Ithaca College Will Make You Ready
With a vibrant community, professors who inspire, and the hands-on experience you need to dive into your field with confidence.
A lot of people dream of traveling the world. Not many dream of educating it. Shannon Burns came to Ithaca College with an interest in multicultural music education, which led her to an exciting future teaching and learning about music across the globe.
Shannon’s international travels began with a class she took during her senior year at Ithaca College. "I’ve always been interested in other people’s cultures and the impact that music has, but it really came into focus while I was studying African drumming and dance at Ithaca," says Shannon. Assisting in class was the School of Music’s artist in residence, Sulley Imoro. At the end of the semester, Shannon spent four weeks in Ghana with Imoro, studying the music and dance of another culture.
Spending time abroad sparked Shannon’s desire to compare Irish and African music, and to explore music as a tool for bridging cultural gaps. When she learned of the School of Music’s ties to Ireland’s University of Limerick, she applied to the master’s program in ethnomusicology there and was accepted.
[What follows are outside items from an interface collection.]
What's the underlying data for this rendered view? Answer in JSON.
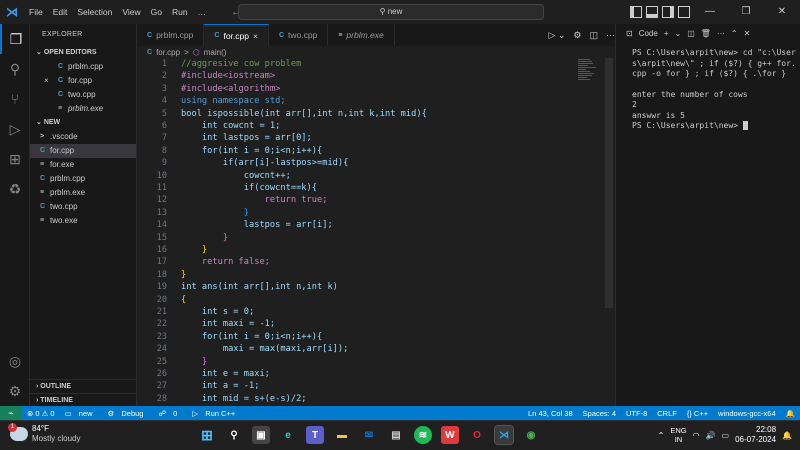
{
  "titlebar": {
    "menu": [
      "File",
      "Edit",
      "Selection",
      "View",
      "Go",
      "Run",
      "…"
    ],
    "search": "new"
  },
  "sidebar": {
    "header": "EXPLORER",
    "open_editors_label": "OPEN EDITORS",
    "open_editors": [
      {
        "icon": "C",
        "name": "prblm.cpp",
        "selected": false
      },
      {
        "icon": "C",
        "name": "for.cpp",
        "selected": false,
        "close": "×"
      },
      {
        "icon": "C",
        "name": "two.cpp",
        "selected": false
      },
      {
        "icon": "≡",
        "name": "prblm.exe",
        "selected": false
      }
    ],
    "folder_label": "NEW",
    "files": [
      {
        "icon": ">",
        "name": ".vscode",
        "selected": false
      },
      {
        "icon": "C",
        "name": "for.cpp",
        "selected": true
      },
      {
        "icon": "≡",
        "name": "for.exe",
        "selected": false
      },
      {
        "icon": "C",
        "name": "prblm.cpp",
        "selected": false
      },
      {
        "icon": "≡",
        "name": "prblm.exe",
        "selected": false
      },
      {
        "icon": "C",
        "name": "two.cpp",
        "selected": false
      },
      {
        "icon": "≡",
        "name": "two.exe",
        "selected": false
      }
    ],
    "outline_label": "OUTLINE",
    "timeline_label": "TIMELINE"
  },
  "tabs": [
    {
      "name": "prblm.cpp",
      "active": false
    },
    {
      "name": "for.cpp",
      "active": true,
      "close": "×"
    },
    {
      "name": "two.cpp",
      "active": false
    },
    {
      "name": "prblm.exe",
      "active": false
    }
  ],
  "breadcrumb": {
    "file": "for.cpp",
    "sep": ">",
    "symbol": "main()"
  },
  "code": {
    "line_numbers": [
      "1",
      "2",
      "3",
      "4",
      "5",
      "6",
      "7",
      "8",
      "9",
      "10",
      "11",
      "12",
      "13",
      "14",
      "15",
      "16",
      "17",
      "18",
      "19",
      "20",
      "21",
      "22",
      "23",
      "24",
      "25",
      "26",
      "27",
      "28"
    ],
    "lines": [
      "//aggresive cow problem",
      "#include<iostream>",
      "#include<algorithm>",
      "using namespace std;",
      "bool ispossible(int arr[],int n,int k,int mid){",
      "    int cowcnt = 1;",
      "    int lastpos = arr[0];",
      "    for(int i = 0;i<n;i++){",
      "        if(arr[i]-lastpos>=mid){",
      "            cowcnt++;",
      "            if(cowcnt==k){",
      "                return true;",
      "            }",
      "            lastpos = arr[i];",
      "        }",
      "    }",
      "    return false;",
      "}",
      "int ans(int arr[],int n,int k)",
      "{",
      "    int s = 0;",
      "    int maxi = -1;",
      "    for(int i = 0;i<n;i++){",
      "        maxi = max(maxi,arr[i]);",
      "    }",
      "    int e = maxi;",
      "    int a = -1;",
      "    int mid = s+(e-s)/2;"
    ]
  },
  "terminal": {
    "tab_label": "Code",
    "lines": [
      "PS C:\\Users\\arpit\\new> cd \"c:\\Users\\arpit\\new\\\" ; if ($?) { g++ for.cpp -o for } ; if ($?) { .\\for }",
      "enter the number of cows",
      "2",
      "answwr is 5",
      "PS C:\\Users\\arpit\\new> "
    ]
  },
  "statusbar": {
    "remote": "⌁",
    "errors": "⊗ 0 ⚠ 0",
    "folder": "new",
    "debug": "Debug",
    "ports": "0",
    "run": "Run C++",
    "position": "Ln 43, Col 38",
    "spaces": "Spaces: 4",
    "encoding": "UTF-8",
    "eol": "CRLF",
    "language": "{} C++",
    "platform": "windows-gcc-x64"
  },
  "taskbar": {
    "weather_badge": "1",
    "temp": "84°F",
    "condition": "Mostly cloudy",
    "lang_top": "ENG",
    "lang_bottom": "IN",
    "time": "22:08",
    "date": "06-07-2024"
  },
  "colors": {
    "accent": "#007acc",
    "explorer_selected": "#37373d"
  }
}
After completing her master’s degree, Shannon was recruited by the University of Limerick to teach music theory to undergraduate students. She and some friends also launched a music center in the local community. The purpose of the center is to "make music more accessible, whether it’s through providing scholarships, production fees, or an instrument bank," she says.
Pursuing music education in Ireland wasn’t the last stop for Shannon—she recently returned to Africa on a volunteer trip to Mozambique. "My experience with African drumming and dance at Ithaca and in Ghana helped me bond with people in Mozambique—talking about dance, dancing, or singing with them.
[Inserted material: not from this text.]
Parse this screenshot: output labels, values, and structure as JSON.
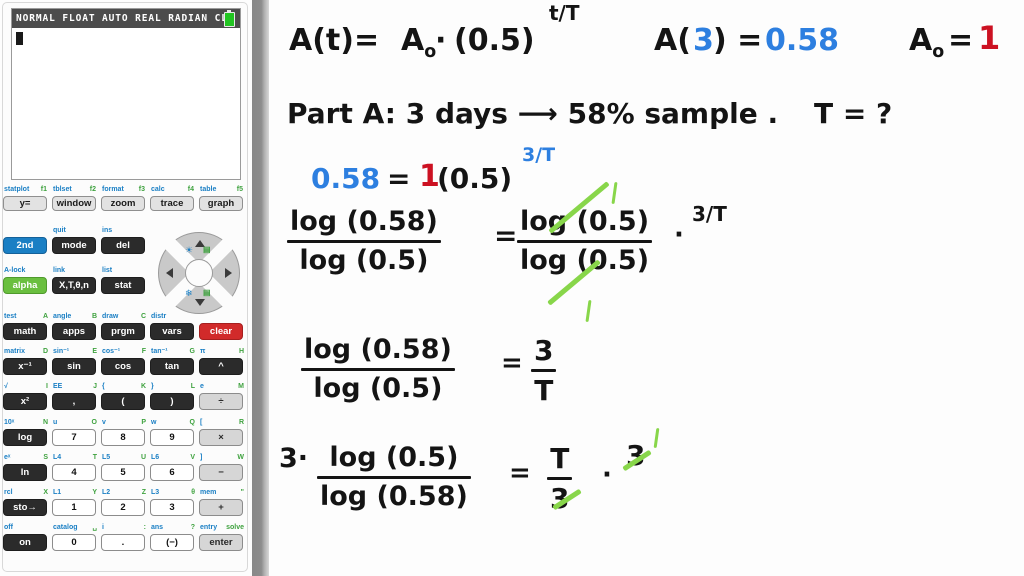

"Visiting Africa again reaffirmed for me how important music is to the overall being and how it is a medium through which people can connect and experience life, regardless of language barriers," Shannon says.
Allyce Barron had a problem when it came to deciding how to approach her future. “Since high school I had been torn between music and neuroscience. I actually applied to schools for both, so I could determine what I wanted to do.” Lucky for Allyce, she found she could do both at Ithaca College.
As a music education major, Allyce created a course in music cognition that allowed her to research how children learn in the classroom. “My independent study research was specifically about chunking and immersion learning. Do students learn a song better in pieces or when they are immersed into it all at once?”
With the help of a professor in the music theory department, Allyce experimented with teaching her 10-and 11-year old students songs using the chunking and immersion teaching strategies. She found that the students learned the song better if they were immersed in the entire piece repeatedly. “It was a surprising finding. All of the students felt initial frustration with the immersion, but figured out how to adapt to learn the piece.”
Allyce is now in grad school at Harvard, where she is studying the relationship the brain has with learning, especially in classroom settings. Looking back, she relishes the opportunity she had at Ithaca. “The rigor of the music education program is profound. It’s amazing that undergraduate students can take so much ownership in their learning. Thanks to Ithaca College, I feel ready to change the way students learn.”
- Campus Life and Leadership
- Health Sciences
- Humanities and Social Sciences
- Internships and Fieldwork
- Math and Natural Sciences
- Music and Performing Arts
- All Categories